Update: the FSFE has been admitted.
Today the Free Software Foundation Europe has announced its request to be admitted as an intersted third party in the investigation that the Commission is undergoing on the tying of Microsoft Internet Explorer in various issues of Microsoft Windows (from 98 to Vista).
FSFE has been active since 2003 in the antitrust activities of the Commission, one of which led to the seminal case T-201/04 Microsoft vs. Commission and to the publication of the interoperability information to the benefit of the Free (open source) Software community.
Here follows the press release:
FSFE engages in the EU browser case
Free Software Foundation Europe today announces that it will support the European Commission’s anti-trust investigation against Microsoft and to this effect it has formally requested to be admitted as interested third party.
The investigation began on the 16th of January when the European Commission DG Competition reported that it had issued a statement of objections regarding Microsoft’s abuse of web standards and the tying of Internet Explorer (IE) to the Windows Operating System product family. It is based on a complaint submitted by Opera, a European company involved in web browser development,
which FSFE publicly supported in 2007.
FSFE considers anti-competitive behaviour unacceptable, whether it occurs through ‘tying’ products, or in circumventing standards and fair access. FSFE will seek to support all processes that ensure competition and enable innovation.
FSFE promotes freedom of choice and protects Open Standards. This includes working against abuse of standards through proprietary extensions that unlawfully segment the Internet. FSFE welcomes the participation of any company in the browser market, including the optimisation of their products to work well on target platforms.
But no company should be in a position to dictate what the Internet will look like by leveraging platform dominance into erosion of standards through control of server and client.
FSFE President Georg Greve comments: “Antitrust law has to step in when there is consistent and massive abuse of a dominant position that is damaging competition in other areas. In this case, Microsoft first used the platform monopoly to create artificial ubiquity for Internet Explorer, and then modified the standards on both ends to distort compatibility and competition”.
“The design decisions that give IE better integration than alternative browsers and to change web standards in undocumented ways were not technologically justified. The consequences that made the intervention of the European Commission necessary were intended, not accidental”, Greve concludes.
“Microsoft’s pleas to be in favour of competition and interoperability must be followed by real acts of goodwill," states Carlo Piana, counsel for FSFE. “So far we have seen little of it: recent actions taken against Free Software are eloquent. We will be restless in demanding that real competition be restored and that all players are treated equally”
For FSFE’s letter to the European Competition Commissioner Neelie Kroes, please see:

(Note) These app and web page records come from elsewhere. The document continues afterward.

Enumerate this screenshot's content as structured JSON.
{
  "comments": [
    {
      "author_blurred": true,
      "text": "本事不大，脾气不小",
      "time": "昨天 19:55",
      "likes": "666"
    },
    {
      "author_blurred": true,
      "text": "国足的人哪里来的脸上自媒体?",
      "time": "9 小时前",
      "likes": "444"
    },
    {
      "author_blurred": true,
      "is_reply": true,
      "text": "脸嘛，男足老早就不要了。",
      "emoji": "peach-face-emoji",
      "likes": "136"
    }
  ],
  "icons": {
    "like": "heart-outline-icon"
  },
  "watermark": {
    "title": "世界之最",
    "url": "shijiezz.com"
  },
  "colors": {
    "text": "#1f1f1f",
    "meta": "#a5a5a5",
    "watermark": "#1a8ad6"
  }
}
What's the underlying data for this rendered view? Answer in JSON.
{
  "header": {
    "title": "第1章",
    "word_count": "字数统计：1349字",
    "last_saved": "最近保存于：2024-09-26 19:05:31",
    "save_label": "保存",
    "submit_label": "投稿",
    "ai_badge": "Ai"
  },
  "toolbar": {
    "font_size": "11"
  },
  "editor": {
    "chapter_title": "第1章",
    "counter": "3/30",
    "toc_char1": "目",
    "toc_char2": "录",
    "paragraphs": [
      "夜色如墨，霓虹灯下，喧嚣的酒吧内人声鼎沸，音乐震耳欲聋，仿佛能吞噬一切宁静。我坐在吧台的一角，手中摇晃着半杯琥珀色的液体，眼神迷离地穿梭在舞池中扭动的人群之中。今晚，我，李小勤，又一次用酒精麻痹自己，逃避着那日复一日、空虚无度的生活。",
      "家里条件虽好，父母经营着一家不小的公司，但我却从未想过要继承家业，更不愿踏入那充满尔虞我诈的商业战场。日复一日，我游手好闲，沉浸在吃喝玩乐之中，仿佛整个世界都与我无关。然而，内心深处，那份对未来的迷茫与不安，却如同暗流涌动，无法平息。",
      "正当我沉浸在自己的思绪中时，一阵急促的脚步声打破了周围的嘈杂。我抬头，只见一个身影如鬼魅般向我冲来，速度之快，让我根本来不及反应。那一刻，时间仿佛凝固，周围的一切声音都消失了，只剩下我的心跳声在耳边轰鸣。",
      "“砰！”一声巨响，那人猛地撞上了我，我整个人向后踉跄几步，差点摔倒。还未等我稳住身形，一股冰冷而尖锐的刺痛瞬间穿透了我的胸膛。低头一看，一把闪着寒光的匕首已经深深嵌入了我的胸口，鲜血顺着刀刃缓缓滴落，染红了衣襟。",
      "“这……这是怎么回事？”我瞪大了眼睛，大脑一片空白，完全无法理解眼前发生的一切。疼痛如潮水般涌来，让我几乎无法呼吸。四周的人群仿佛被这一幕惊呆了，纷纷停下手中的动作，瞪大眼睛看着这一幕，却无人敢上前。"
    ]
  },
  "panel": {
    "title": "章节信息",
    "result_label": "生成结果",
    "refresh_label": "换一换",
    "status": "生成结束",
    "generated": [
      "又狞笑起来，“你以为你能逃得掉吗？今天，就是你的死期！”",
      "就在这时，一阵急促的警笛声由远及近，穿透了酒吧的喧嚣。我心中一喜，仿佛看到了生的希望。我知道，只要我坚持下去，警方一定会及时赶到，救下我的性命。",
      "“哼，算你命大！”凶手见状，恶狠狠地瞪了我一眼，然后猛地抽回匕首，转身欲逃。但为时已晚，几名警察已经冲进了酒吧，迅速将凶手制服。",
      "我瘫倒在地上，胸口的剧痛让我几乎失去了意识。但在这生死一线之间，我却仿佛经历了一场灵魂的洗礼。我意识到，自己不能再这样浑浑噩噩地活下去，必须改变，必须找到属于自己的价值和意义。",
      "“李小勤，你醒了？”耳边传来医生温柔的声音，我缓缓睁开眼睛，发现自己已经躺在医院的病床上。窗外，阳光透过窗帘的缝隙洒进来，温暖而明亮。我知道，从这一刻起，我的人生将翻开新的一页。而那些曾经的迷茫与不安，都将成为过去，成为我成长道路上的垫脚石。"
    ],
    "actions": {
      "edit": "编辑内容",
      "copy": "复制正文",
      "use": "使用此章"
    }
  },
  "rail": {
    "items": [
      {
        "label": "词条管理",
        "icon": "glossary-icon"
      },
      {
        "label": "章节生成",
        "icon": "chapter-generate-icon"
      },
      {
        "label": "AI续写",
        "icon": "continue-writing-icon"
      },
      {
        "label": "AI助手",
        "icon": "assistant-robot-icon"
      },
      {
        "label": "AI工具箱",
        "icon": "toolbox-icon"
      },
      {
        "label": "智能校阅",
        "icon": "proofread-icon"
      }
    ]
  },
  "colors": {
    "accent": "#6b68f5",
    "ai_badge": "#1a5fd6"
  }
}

FSFE previously supported the European Commission’s DG Competition in its 2001 investigation against Microsoft’s non-disclosure of interoperability data. This was the first time the Free Software community became involved in such a case, and helped lead to a final decision in 2004 against Microsoft demanding that interoperability information be made public.
The ruling was upheld by a 2007 ruling at the European Court of First Instance, and eventually, Samba and the entire community received access to the interoperability information upon conditions compatible with the GNU General Public License, which is now being implemented into better and more interoperable software that will benefit the entire IT ecosystem.
About the Free Software Foundation Europe
The Free Software Foundation Europe (FSFE) is a non-profit non-governmental organisation active in many European countries and involved in many global activities. Access to software determines participation in a digital society. To secure equal participation in the information age, as well as freedom of competition, the Free Software Foundation Europe (FSFE) pursues and is dedicated to the furthering of Free Software, defined by the freedoms to use, study, modify and copy. Founded in 2001, creating awareness for these issues, securing Free Software politically and legally, and giving people Freedom by supporting development of Free Software are central issues of the FSFE.
Further information about FSFE’s work is available at http://fsfeurope.org.
Georg Greve greve [“at” symbol] fsfeurope.org
Shane Coughlan coughlan [“at” symbol] fsfeurope.org
Carlo Piana carlo [“at” symbol] piana.eu